*TASK DIRECTIONS*
I need the entries printed again word for word, without the images.

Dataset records
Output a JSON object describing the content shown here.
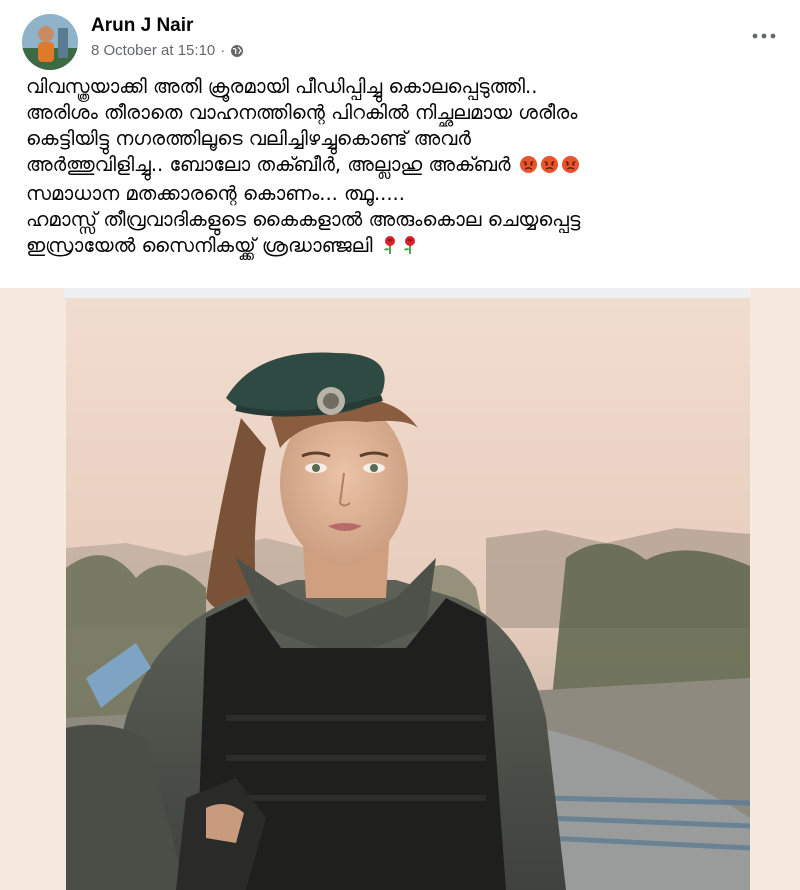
{
  "post": {
    "author": "Arun J Nair",
    "timestamp": "8 October at 15:10",
    "separator": "·",
    "privacy_icon": "globe-icon",
    "more_icon": "more-options-icon",
    "text_lines": [
      "വിവസ്ത്രയാക്കി അതി ക്രൂരമായി പീഡിപ്പിച്ചു കൊലപ്പെടുത്തി..",
      "അരിശം തീരാതെ വാഹനത്തിന്റെ പിറകിൽ നിച്ഛലമായ ശരീരം",
      "കെട്ടിയിട്ടു നഗരത്തിലൂടെ വലിച്ചിഴച്ചുകൊണ്ട് അവർ",
      "അർത്തുവിളിച്ചു.. ബോലോ തക്ബീർ, അല്ലാഹു അക്ബർ",
      "സമാധാന മതക്കാരന്റെ കൊണം... ത്ഥൂ.....",
      "ഹമാസ്സ് തീവ്രവാദികളുടെ കൈകളാൽ അരുംകൊല ചെയ്യപ്പെട്ട",
      "ഇസ്രായേൽ സൈനികയ്ക്ക് ശ്രദ്ധാഞ്ജലി"
    ],
    "emoji_angry": [
      "angry-face-icon",
      "angry-face-icon",
      "angry-face-icon"
    ],
    "emoji_rose": [
      "rose-icon",
      "rose-icon"
    ]
  },
  "colors": {
    "text": "#050505",
    "meta": "#65676b",
    "media_bg": "#f6e9df",
    "angry_face": "#e8542c",
    "rose": "#d8232a"
  }
}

*FINAL ANSWER*
Output a JSON object describing the content shown here.
{
  "post": {
    "author": "Arun J Nair",
    "timestamp": "8 October at 15:10",
    "separator": "·",
    "privacy_icon": "globe-icon",
    "more_icon": "more-options-icon",
    "text_lines": [
      "വിവസ്ത്രയാക്കി അതി ക്രൂരമായി പീഡിപ്പിച്ചു കൊലപ്പെടുത്തി..",
      "അരിശം തീരാതെ വാഹനത്തിന്റെ പിറകിൽ നിച്ഛലമായ ശരീരം",
      "കെട്ടിയിട്ടു നഗരത്തിലൂടെ വലിച്ചിഴച്ചുകൊണ്ട് അവർ",
      "അർത്തുവിളിച്ചു.. ബോലോ തക്ബീർ, അല്ലാഹു അക്ബർ",
      "സമാധാന മതക്കാരന്റെ കൊണം... ത്ഥൂ.....",
      "ഹമാസ്സ് തീവ്രവാദികളുടെ കൈകളാൽ അരുംകൊല ചെയ്യപ്പെട്ട",
      "ഇസ്രായേൽ സൈനികയ്ക്ക് ശ്രദ്ധാഞ്ജലി"
    ],
    "emoji_angry": [
      "angry-face-icon",
      "angry-face-icon",
      "angry-face-icon"
    ],
    "emoji_rose": [
      "rose-icon",
      "rose-icon"
    ]
  },
  "colors": {
    "text": "#050505",
    "meta": "#65676b",
    "media_bg": "#f6e9df",
    "angry_face": "#e8542c",
    "rose": "#d8232a"
  }
}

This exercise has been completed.